Friday, October 24, 2008


This week I attended our monthly local clergy gathering. It was there that I had an experience I can't seem to get out of my mind. I tried to forget about it ~ pass it off as no big deal ~ but it's still there. Since I had been unable to attend last month, this was my first meeting of the new program year. Most of the regulars were there, but there were a couple new people. There were no official introductions (I assume those happened last month), so after a time of chatting I caught the eye of one of the new people, stuck out my hand and said, "I don't think we've met. I'm.... "

This is where I was totally shocked. The man took my hand, glanced at me briefly and began a conversation with someone else while I was in the middle of saying, "I serve at....." I felt completely and totally dismissed. As our gathering went on, I noticed that this man's focus was mostly directed at the other men in the room. To him, it seemed to me, the women were invisible.

Even after the official gathering concluded, and we were getting ready to leave, he went out of his way to say good-bye to the man I was giving a ride home to.... completely ignoring the fact that I was standing next to him.

While I have certainly experienced sexism, this was my first experience with such, seemingly, blatant sexism from a colleague in ministry. In my mind I tried to make excuses for him ~ perhaps he doesn't realize he is doing this ~ maybe it's not as bad as I think ~ he's new at this gathering and might be uncomfortable ~ maybe he is not used to dealing with women on a professional basis. But even if those things are true, it is not an excuse. And if he dismisses his colleagues like this, I wonder how he treats his female parishioners.

So, my question becomes, what do I do at our next gathering? Do I hold my tongue? Do I challenge him? Do I subtly try to draw his attention to the gifts and graces of his female colleagues in the room ~ myself included? Should I speak with the other females in the group to see if they felt similarly? Is it worth it to put myself 'out there' when I could be seen as the one with the problem? Any thoughts?


Songbird said...

KristaBeth, how awful! I wish you would send this question to, because I think it would make a great discussion.
I've taken bad treatment from ecumenical colleagues with a smile, but I don't go back and ask for more. I'm sorry this happened to you.

Prisca@Peace said...

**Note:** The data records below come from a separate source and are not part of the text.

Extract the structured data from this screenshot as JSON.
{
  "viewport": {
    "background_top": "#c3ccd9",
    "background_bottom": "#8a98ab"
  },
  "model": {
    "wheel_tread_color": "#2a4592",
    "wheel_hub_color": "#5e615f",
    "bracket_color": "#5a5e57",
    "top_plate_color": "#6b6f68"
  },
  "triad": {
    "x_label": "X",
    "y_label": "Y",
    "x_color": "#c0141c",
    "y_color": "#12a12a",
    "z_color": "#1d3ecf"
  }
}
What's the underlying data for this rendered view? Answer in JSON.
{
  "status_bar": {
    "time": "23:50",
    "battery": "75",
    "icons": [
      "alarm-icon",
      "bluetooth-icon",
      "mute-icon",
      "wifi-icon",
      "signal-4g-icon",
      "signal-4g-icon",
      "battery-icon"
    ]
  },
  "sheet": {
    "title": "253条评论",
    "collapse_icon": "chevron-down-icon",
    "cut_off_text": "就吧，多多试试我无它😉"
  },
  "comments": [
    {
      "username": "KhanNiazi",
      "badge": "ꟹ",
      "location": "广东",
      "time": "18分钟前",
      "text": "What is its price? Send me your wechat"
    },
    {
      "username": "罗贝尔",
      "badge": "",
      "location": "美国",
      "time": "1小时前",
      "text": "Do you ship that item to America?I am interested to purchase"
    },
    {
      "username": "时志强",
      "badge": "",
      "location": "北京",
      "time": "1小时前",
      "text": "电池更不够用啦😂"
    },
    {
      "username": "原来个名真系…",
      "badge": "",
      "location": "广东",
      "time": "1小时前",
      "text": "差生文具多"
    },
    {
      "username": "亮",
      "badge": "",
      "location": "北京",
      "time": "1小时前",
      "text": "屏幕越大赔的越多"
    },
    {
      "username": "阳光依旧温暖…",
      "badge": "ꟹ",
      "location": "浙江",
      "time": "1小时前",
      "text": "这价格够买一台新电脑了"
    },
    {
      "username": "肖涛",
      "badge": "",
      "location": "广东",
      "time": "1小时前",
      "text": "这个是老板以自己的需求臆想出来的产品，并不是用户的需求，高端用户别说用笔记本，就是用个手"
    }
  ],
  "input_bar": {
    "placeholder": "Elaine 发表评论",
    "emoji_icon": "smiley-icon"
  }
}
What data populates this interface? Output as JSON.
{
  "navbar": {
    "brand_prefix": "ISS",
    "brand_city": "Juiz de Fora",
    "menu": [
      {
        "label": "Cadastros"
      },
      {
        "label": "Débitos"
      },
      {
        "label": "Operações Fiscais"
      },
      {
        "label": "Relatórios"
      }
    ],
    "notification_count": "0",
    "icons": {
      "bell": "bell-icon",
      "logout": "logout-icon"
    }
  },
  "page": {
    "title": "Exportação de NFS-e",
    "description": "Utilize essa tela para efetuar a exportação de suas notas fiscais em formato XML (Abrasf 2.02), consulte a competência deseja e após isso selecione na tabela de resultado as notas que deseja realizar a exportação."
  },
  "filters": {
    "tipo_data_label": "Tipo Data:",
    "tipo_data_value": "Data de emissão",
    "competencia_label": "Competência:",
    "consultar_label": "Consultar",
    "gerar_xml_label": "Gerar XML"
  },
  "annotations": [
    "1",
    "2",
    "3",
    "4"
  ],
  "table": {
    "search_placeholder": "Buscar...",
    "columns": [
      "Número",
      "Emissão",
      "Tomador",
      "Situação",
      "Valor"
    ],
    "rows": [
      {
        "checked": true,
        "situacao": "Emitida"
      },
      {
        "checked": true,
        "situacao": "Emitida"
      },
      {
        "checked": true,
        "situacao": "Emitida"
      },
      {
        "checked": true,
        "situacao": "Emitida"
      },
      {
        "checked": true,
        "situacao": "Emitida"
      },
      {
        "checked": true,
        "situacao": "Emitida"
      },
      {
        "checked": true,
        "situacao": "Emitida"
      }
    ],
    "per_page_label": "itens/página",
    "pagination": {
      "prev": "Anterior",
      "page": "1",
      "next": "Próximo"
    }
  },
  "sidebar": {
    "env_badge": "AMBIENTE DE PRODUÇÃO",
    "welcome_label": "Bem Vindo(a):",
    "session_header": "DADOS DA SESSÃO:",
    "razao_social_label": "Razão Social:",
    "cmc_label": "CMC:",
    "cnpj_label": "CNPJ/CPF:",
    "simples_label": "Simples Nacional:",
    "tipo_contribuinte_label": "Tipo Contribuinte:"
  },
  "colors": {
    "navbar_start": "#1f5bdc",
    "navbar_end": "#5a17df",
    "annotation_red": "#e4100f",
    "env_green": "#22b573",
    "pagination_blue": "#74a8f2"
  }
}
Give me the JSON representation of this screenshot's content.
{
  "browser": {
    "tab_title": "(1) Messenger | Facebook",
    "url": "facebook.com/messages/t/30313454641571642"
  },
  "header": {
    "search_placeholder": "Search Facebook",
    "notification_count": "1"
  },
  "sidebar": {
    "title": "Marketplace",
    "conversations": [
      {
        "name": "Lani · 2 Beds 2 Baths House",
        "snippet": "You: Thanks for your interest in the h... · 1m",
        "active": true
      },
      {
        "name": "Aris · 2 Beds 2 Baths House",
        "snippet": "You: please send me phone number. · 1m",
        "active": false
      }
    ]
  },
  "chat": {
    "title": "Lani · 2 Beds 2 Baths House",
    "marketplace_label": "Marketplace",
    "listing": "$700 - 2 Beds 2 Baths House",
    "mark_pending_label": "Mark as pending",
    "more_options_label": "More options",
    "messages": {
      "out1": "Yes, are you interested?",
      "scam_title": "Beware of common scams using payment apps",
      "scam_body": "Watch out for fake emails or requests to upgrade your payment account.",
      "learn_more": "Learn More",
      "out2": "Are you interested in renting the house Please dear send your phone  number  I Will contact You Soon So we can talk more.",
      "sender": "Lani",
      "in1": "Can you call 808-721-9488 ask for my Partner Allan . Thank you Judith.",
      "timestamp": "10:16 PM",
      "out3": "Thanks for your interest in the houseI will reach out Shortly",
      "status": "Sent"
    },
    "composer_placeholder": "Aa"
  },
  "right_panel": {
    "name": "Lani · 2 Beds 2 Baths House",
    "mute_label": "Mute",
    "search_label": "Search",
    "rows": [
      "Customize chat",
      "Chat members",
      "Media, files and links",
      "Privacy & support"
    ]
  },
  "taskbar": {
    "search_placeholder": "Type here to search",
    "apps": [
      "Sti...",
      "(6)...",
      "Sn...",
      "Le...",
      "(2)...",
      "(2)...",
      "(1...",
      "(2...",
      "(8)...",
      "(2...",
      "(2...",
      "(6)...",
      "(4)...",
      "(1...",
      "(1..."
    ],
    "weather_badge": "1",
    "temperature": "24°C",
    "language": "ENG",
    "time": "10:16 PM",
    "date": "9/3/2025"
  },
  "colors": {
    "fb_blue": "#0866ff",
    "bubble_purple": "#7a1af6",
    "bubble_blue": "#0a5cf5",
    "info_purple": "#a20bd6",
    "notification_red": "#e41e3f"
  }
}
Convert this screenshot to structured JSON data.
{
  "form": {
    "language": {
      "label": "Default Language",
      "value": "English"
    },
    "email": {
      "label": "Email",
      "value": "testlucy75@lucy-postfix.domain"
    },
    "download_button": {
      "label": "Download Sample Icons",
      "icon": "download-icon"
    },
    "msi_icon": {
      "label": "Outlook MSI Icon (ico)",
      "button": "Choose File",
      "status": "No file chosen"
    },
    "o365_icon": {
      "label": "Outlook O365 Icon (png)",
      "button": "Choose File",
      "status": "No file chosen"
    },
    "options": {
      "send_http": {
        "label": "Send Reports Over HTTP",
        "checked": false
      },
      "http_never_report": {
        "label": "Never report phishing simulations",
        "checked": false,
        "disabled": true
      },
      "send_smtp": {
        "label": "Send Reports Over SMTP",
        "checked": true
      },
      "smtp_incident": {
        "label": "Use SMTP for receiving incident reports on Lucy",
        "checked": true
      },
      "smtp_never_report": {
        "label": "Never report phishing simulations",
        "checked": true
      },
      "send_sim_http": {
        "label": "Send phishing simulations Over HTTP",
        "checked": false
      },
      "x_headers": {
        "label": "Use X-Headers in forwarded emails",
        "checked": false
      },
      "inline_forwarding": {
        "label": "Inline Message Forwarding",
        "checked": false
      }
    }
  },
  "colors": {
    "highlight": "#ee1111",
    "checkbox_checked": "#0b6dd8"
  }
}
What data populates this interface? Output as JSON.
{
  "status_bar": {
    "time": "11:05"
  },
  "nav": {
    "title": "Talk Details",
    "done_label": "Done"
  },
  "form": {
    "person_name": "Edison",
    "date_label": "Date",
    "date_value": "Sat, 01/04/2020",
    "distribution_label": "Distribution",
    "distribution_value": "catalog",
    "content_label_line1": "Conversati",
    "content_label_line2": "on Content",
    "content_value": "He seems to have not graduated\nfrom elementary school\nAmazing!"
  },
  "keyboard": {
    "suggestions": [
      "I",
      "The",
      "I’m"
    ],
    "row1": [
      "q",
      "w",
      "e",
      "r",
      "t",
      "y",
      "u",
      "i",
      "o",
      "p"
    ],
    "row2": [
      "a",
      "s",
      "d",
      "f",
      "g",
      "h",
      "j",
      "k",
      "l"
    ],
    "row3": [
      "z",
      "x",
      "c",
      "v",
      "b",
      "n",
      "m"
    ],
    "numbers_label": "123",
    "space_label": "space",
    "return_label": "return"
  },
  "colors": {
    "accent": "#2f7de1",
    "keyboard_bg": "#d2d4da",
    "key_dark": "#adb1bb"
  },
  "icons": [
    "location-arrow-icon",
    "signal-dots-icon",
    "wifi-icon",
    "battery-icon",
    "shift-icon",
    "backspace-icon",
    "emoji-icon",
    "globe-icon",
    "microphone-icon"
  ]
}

KristaBeth - this has happened to me in the same circumstances. I was introducing myself around a clergy meeting and just got to 'currently without a position.' when the male pastor I was speaking to just walked away.

I chalked it up to both sexism and 'clergy-status-ism', I was both female, lower on the totem pole, and at the time, unemployed to boot. After some reflection, I realized that I had nothing to offer that fellow - he was operating on a totally selfish parameter.

If you will run into this colleague again, I think I would be persistently and pleasantly present. If his behavior stems from a theological or doctrinal position, your composure and assurance of your call may shake him up a bit, if he's just a jerk - well, you can watch his learning curve.

I would not just check with the women, because the men may have also noticed his behavior. My partner in ministry is more sensitive toward slights to me than I am.

NE/ME said...

Whoa Boy - I am mad! Let me at him! Love, Mom

Allen Ewing-Merrill said...

On behalf of male clergy everywhere, I apologize. That guy's a jerk. And if his dismissal of you stems from a theological problem with women clergy, all I can say is, it's his loss, because women in ministry are one of God's greatest gifts to the church, as far as I'm concerned.

KristaBeth said...

Friends, Thank you so much for your comments and support. I think I will take SongBird's advice and submit this to ask the matriarch.

I appreciate you all!